Task goal: Scan the records for lines with the string "screenshot". Say how many there are, and add nothing.

[Opening Data to examine section]

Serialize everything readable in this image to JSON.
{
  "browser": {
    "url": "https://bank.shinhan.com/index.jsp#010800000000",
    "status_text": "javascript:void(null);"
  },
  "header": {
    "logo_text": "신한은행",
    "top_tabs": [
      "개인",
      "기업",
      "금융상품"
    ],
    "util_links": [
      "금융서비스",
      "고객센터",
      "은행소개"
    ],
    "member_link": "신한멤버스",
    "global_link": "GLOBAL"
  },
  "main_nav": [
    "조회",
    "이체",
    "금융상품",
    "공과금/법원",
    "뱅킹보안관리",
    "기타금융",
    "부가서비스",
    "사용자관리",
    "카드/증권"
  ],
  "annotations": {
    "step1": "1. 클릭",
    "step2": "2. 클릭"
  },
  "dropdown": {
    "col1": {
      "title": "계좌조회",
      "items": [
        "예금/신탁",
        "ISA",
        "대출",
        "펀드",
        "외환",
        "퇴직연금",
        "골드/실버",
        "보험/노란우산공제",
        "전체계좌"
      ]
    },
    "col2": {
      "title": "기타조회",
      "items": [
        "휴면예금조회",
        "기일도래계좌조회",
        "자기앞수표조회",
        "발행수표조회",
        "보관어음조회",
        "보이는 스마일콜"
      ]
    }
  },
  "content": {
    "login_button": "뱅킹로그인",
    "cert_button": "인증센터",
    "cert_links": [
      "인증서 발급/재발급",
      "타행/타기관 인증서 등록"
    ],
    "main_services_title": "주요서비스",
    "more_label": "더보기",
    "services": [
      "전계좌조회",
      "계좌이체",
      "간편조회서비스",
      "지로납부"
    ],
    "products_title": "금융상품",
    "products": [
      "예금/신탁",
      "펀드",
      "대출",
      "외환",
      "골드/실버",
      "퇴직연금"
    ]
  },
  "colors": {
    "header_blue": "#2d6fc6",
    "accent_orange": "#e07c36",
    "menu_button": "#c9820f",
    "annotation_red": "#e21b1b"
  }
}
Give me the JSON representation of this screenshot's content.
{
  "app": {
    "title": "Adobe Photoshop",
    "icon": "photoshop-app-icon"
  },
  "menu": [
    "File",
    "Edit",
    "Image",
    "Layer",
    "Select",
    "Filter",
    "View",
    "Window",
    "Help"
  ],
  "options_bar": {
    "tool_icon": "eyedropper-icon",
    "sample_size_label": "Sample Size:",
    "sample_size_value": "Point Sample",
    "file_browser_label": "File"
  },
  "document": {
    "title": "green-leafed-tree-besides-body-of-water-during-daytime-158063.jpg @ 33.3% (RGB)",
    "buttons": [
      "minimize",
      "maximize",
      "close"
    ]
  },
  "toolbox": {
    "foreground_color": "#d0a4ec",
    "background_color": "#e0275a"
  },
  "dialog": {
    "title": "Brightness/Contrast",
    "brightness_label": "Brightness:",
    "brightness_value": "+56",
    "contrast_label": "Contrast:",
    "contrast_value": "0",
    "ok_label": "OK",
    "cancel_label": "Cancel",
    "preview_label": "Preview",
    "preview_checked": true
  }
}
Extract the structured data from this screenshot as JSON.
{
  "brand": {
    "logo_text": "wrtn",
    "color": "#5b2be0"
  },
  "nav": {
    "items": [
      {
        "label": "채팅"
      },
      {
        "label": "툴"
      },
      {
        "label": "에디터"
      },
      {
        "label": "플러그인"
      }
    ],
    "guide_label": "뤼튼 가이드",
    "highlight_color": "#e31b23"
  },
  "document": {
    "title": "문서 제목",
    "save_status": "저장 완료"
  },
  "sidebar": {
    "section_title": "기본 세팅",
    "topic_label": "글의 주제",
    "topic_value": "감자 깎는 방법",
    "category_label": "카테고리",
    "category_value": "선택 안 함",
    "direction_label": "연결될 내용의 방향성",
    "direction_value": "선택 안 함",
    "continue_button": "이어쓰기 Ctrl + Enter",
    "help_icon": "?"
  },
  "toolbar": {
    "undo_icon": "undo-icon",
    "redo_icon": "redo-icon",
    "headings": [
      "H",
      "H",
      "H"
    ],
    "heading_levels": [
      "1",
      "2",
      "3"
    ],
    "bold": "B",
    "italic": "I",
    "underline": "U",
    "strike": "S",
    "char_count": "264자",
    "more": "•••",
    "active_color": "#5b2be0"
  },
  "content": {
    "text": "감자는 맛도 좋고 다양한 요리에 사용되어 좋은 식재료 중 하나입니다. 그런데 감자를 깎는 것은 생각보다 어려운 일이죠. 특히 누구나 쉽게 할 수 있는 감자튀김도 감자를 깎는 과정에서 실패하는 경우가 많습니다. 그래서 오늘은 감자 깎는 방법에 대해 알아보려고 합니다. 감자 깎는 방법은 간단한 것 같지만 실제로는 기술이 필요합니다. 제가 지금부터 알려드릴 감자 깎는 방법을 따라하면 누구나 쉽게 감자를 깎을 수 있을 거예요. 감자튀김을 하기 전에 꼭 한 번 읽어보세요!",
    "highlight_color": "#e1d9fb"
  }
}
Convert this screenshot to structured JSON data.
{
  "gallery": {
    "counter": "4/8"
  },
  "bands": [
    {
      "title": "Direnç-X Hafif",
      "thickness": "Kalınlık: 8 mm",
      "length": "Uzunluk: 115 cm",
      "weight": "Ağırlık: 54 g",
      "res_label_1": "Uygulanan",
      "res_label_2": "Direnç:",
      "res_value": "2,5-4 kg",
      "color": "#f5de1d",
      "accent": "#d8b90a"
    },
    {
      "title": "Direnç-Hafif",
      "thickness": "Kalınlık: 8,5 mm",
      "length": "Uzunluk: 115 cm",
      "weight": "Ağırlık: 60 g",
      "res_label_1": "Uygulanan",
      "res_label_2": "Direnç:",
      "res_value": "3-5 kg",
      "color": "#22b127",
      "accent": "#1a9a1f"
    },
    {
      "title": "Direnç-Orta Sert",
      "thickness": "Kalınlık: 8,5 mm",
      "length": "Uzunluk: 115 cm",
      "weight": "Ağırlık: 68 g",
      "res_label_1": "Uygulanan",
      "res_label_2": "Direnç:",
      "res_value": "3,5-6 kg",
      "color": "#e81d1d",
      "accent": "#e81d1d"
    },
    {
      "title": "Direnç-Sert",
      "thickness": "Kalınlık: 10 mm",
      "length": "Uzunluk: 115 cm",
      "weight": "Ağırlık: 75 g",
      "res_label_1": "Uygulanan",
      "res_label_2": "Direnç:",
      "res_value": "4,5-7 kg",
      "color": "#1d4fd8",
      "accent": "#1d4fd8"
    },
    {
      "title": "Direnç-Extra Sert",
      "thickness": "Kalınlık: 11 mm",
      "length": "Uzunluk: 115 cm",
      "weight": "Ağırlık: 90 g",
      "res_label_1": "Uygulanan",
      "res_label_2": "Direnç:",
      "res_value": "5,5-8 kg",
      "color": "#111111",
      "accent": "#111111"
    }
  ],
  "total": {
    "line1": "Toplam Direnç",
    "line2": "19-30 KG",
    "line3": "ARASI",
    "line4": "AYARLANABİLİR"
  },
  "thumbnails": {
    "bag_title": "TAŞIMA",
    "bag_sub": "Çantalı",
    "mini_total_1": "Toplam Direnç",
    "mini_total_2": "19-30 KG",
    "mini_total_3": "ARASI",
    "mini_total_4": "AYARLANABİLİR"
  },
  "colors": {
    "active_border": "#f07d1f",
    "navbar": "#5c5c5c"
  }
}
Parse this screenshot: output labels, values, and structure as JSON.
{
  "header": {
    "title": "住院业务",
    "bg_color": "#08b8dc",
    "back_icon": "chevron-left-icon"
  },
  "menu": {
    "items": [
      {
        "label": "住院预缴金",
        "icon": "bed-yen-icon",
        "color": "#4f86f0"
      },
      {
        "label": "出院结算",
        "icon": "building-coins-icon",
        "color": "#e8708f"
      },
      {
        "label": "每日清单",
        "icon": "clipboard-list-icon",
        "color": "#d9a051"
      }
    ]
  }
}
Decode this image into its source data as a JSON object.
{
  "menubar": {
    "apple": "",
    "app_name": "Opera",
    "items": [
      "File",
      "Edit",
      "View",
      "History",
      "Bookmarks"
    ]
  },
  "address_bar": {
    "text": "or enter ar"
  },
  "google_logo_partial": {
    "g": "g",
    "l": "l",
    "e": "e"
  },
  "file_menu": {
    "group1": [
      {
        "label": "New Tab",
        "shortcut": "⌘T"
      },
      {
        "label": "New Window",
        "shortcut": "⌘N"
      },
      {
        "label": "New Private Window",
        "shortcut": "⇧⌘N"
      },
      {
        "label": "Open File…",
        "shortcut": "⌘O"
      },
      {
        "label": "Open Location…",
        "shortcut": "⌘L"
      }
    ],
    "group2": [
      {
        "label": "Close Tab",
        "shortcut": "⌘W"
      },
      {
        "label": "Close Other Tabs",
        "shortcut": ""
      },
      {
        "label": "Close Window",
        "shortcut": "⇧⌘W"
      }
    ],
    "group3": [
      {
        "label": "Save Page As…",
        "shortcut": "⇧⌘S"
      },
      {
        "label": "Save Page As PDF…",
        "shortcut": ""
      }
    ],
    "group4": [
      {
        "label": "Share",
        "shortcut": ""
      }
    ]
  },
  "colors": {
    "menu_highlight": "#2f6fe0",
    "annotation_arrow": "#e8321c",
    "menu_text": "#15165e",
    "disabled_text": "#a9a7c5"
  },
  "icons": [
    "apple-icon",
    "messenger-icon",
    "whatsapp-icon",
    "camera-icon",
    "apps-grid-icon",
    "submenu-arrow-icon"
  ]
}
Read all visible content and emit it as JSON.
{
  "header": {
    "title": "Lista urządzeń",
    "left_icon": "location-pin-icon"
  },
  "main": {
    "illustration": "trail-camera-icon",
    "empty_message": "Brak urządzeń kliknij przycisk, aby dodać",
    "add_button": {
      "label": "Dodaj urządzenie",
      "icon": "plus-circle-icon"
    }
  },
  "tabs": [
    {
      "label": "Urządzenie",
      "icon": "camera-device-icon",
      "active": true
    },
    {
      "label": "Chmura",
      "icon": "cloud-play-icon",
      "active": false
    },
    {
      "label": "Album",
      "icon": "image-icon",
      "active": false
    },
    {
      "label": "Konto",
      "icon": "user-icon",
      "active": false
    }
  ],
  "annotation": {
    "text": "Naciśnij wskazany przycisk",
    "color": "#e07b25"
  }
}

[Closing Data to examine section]

Result of the exercise: 4